What this task involves: All that is needed is every line of the listing below that has "text".

Data records:

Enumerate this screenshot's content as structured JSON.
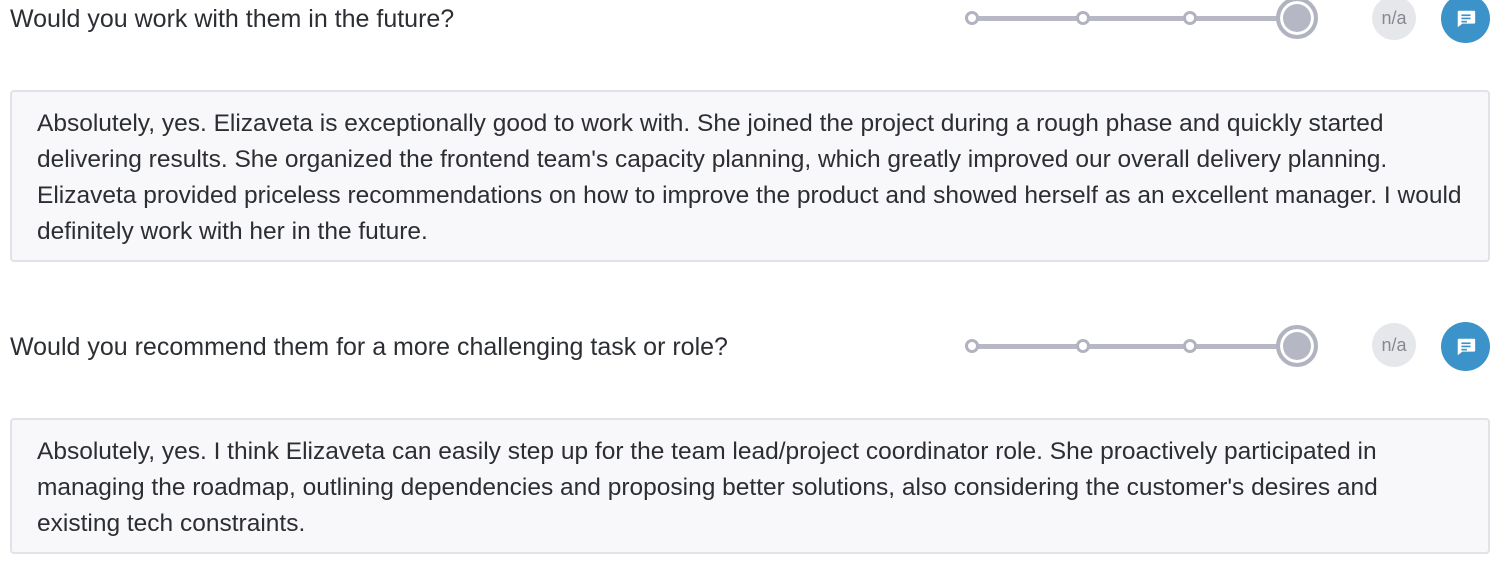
{
  "colors": {
    "accent": "#3c93c9",
    "scale_track": "#b7b8c4",
    "na_bg": "#e6e7ea",
    "answer_bg": "#f8f8fb"
  },
  "questions": [
    {
      "text": "Would you work with them in the future?",
      "scale": {
        "points": 4,
        "selected": 4
      },
      "na_label": "n/a",
      "comment_icon": "comment-icon",
      "answer": "Absolutely, yes. Elizaveta is exceptionally good to work with. She joined the project during a rough phase and quickly started delivering results. She organized the frontend team's capacity planning, which greatly improved our overall delivery planning. Elizaveta provided priceless recommendations on how to improve the product and showed herself as an excellent manager. I would definitely work with her in the future."
    },
    {
      "text": "Would you recommend them for a more challenging task or role?",
      "scale": {
        "points": 4,
        "selected": 4
      },
      "na_label": "n/a",
      "comment_icon": "comment-icon",
      "answer": "Absolutely, yes. I think Elizaveta can easily step up for the team lead/project coordinator role. She proactively participated in managing the roadmap, outlining dependencies and proposing better solutions, also considering the customer's desires and existing tech constraints."
    }
  ]
}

Your response:
      "text": "Would you work with them in the future?",
      "text": "Would you recommend them for a more challenging task or role?",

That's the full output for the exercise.